I got a call to help with a problem on an aluminum uncoiling station. The customer would collapse the expander that held the coil and installed a new coil to unwrap. They would cycle the directional valve back and forth while properly positioning the coil. If they were having trouble and cycled the directional valve more than four to six times, the valve would lock up and wouldn’t shift in either direction.
They would call maintenance to troubleshoot the problem and, depending how quickly maintenance arrived, the valve would either cycle or lock up. The longer it took, the better chance the valve would then work. But if they cycled it several times, it would lock up. The directional valve and PO check were mounted close to the expander, while the power unit was about 30 feet away. The pump did supply oil to three other functions that had directly operated valves, and they worked well. They replaced the directional valve with a new one, and it would cycle 10 to 12 times and then lock up.

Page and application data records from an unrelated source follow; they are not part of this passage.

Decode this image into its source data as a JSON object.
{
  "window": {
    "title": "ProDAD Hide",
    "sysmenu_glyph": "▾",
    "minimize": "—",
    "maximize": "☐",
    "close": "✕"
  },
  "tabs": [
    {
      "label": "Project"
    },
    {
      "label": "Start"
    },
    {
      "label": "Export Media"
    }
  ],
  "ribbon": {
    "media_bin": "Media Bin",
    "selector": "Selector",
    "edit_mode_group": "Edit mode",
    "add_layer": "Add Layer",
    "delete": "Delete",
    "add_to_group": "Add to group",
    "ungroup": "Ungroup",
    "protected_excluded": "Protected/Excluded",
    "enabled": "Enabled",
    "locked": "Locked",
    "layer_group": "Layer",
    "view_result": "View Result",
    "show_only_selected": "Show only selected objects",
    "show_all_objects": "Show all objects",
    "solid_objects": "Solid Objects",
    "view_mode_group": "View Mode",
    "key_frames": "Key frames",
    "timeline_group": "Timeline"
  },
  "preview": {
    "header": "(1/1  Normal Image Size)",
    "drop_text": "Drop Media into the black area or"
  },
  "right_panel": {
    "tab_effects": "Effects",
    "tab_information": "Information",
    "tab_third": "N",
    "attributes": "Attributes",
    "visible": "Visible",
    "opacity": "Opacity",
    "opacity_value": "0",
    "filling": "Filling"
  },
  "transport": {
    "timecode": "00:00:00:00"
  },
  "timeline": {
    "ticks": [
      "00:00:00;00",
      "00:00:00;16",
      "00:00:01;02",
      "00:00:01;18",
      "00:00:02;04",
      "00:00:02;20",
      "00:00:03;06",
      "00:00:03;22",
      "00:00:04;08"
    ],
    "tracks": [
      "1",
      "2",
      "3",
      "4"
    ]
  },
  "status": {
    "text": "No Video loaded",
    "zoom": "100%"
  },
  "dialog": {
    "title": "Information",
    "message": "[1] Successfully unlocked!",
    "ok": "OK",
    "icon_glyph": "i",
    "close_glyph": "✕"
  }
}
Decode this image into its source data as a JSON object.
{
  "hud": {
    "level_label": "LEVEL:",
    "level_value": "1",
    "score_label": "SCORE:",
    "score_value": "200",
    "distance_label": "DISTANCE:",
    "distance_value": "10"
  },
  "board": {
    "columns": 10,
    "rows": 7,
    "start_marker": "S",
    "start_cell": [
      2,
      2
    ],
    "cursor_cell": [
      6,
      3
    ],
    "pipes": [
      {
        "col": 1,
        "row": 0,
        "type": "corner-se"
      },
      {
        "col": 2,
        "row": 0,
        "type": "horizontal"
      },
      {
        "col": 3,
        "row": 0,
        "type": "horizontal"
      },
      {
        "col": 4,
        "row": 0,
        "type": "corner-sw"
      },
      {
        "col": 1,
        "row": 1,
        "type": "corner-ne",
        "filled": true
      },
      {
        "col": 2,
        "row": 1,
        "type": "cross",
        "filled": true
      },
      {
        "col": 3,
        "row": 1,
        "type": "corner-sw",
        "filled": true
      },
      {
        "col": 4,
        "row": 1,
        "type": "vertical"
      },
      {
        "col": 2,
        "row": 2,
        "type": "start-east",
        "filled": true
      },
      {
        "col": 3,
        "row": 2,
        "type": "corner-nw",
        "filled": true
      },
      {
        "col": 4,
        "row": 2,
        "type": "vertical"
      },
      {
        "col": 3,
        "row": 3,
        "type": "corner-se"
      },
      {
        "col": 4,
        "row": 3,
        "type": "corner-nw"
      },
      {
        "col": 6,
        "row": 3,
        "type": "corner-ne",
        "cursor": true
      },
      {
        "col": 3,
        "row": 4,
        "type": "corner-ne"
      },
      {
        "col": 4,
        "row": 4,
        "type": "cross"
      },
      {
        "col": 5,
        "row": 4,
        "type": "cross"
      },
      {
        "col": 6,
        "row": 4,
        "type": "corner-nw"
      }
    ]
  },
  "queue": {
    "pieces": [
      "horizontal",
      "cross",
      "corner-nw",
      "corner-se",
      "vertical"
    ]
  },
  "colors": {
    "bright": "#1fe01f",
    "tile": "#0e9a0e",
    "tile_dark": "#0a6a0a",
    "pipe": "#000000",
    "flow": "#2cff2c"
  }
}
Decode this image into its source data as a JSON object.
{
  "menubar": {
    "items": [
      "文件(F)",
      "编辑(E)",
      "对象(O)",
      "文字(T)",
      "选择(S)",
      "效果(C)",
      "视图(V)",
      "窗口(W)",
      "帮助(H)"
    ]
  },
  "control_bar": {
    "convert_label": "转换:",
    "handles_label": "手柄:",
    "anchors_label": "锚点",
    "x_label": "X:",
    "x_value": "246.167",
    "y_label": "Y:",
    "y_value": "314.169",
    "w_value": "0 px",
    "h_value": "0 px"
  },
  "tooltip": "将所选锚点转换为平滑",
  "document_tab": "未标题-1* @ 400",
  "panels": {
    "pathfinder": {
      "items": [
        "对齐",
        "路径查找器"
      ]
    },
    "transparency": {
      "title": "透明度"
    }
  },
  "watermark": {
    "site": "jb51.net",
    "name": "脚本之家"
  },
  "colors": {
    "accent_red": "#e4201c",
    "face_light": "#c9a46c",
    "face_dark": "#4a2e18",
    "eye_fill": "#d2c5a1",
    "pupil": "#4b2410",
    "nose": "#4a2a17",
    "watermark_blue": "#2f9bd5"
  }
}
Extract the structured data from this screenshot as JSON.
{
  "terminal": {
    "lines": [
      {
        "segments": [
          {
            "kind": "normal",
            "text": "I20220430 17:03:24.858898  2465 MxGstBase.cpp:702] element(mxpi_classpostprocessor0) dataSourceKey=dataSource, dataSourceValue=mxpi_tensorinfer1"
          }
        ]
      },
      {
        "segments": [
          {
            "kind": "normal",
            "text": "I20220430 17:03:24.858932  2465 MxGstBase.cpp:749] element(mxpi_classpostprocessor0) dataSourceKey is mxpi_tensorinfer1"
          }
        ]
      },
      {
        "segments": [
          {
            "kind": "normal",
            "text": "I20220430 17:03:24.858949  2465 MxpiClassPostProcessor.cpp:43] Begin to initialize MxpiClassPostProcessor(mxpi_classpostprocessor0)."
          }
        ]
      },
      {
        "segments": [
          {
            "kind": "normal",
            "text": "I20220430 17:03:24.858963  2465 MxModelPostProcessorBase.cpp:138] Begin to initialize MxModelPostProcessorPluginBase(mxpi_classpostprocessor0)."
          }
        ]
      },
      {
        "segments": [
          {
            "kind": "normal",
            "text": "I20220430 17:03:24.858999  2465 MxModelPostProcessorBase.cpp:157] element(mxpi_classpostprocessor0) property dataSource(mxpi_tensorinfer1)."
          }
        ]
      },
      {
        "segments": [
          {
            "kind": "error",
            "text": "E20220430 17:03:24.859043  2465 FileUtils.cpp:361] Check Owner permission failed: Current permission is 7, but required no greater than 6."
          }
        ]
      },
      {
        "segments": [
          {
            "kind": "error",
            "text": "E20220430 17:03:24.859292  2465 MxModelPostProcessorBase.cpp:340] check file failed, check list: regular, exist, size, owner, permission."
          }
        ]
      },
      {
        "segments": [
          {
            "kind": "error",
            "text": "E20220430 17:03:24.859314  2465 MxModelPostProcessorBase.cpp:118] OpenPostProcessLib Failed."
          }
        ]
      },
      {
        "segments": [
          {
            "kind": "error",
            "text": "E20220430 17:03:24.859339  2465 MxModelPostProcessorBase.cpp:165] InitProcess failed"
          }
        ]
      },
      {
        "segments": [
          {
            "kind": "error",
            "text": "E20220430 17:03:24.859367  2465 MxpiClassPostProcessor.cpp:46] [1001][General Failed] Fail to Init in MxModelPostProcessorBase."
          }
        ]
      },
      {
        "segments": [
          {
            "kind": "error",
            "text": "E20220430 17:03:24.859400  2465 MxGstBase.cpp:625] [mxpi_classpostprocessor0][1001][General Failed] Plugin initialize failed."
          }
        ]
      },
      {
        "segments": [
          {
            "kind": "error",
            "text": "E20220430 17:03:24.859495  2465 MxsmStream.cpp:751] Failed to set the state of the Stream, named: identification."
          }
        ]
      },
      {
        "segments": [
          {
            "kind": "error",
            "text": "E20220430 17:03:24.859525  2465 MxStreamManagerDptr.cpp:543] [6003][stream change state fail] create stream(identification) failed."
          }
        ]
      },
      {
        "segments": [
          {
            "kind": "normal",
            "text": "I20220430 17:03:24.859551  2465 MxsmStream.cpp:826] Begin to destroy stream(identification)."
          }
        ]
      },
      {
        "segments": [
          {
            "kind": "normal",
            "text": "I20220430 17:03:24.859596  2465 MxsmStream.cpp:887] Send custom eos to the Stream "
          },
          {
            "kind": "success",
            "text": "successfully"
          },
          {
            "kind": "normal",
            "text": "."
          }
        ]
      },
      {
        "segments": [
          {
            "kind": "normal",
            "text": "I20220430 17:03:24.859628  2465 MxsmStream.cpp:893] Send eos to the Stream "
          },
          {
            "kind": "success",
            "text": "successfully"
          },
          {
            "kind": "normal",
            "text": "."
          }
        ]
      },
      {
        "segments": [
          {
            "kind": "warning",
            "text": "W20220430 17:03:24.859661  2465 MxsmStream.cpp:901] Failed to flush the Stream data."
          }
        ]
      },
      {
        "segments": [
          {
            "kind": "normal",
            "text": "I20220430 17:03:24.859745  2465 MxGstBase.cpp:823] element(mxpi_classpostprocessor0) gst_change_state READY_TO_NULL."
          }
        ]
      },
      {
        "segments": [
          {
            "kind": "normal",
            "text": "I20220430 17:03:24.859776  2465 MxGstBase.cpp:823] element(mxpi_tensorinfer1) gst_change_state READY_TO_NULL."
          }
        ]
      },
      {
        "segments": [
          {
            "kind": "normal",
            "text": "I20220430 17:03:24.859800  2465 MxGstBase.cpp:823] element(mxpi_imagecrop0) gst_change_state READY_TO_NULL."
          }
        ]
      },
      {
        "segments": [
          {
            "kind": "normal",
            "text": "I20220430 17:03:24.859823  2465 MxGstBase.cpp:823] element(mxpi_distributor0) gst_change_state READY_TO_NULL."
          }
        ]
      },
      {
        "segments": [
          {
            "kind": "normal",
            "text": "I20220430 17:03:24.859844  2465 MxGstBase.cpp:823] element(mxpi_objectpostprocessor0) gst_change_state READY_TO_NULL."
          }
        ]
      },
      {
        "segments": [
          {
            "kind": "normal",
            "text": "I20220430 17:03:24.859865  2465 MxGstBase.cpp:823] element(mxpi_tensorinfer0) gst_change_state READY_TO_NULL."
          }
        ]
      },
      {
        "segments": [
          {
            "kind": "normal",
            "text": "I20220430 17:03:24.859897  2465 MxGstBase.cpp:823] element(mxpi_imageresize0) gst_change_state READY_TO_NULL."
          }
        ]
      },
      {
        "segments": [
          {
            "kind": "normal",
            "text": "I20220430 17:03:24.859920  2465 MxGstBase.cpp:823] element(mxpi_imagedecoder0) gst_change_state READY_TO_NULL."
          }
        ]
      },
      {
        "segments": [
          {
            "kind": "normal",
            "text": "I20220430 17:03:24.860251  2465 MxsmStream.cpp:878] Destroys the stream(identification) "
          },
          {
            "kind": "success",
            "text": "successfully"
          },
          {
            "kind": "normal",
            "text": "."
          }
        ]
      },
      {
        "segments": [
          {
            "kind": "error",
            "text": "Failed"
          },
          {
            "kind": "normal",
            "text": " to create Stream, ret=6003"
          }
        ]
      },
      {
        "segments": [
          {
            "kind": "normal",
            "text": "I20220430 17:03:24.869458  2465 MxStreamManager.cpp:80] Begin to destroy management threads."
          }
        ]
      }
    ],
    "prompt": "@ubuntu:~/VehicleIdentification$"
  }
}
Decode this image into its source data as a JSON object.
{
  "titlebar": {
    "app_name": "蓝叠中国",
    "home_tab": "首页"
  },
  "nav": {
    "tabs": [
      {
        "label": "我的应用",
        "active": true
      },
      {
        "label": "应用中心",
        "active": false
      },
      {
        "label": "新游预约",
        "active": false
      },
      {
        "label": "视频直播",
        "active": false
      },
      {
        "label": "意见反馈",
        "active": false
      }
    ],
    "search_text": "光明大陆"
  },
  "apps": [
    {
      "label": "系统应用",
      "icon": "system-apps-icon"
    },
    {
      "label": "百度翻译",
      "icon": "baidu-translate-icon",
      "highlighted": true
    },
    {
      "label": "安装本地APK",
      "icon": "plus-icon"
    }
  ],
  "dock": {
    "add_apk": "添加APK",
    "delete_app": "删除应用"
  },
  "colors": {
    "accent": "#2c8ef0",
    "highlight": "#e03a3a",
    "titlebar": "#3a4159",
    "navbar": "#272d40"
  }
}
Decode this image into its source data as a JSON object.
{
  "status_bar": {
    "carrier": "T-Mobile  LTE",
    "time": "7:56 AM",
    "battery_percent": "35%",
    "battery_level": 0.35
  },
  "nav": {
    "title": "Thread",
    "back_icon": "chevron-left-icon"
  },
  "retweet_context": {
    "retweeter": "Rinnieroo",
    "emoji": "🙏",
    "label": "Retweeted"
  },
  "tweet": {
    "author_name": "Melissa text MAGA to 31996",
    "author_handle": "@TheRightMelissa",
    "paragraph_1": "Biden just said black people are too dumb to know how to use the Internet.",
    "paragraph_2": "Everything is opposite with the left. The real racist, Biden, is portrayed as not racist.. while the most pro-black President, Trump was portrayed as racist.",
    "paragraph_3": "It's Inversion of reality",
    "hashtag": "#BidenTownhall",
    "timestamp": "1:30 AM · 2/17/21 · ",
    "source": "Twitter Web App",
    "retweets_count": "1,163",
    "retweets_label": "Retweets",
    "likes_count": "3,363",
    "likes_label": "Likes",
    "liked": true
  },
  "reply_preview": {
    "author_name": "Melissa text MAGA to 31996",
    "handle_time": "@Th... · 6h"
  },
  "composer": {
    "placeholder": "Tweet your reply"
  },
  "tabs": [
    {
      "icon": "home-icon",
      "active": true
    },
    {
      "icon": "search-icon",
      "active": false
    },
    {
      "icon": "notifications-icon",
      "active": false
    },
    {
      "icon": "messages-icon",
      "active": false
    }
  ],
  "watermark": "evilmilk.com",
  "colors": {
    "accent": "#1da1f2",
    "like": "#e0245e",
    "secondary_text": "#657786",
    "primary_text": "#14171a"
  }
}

Pilot operated valves often have problems associated with the pilot drain and pilot pressure plugs. The rule of thumb is, if the pilot has external plumbing, there should be a solid plug installed inside the valve. No plumbing, no plugs except ones with orifices. Typically, if it is a pilot pressure problem, the valve will not shift even once. If it is a pilot drain problem, it will shift several times and then lock up. When I arrived, they could not find a schematic. When I reviewed the power unit to sketch it, I found the drain line ball valve was closed and causing the problem.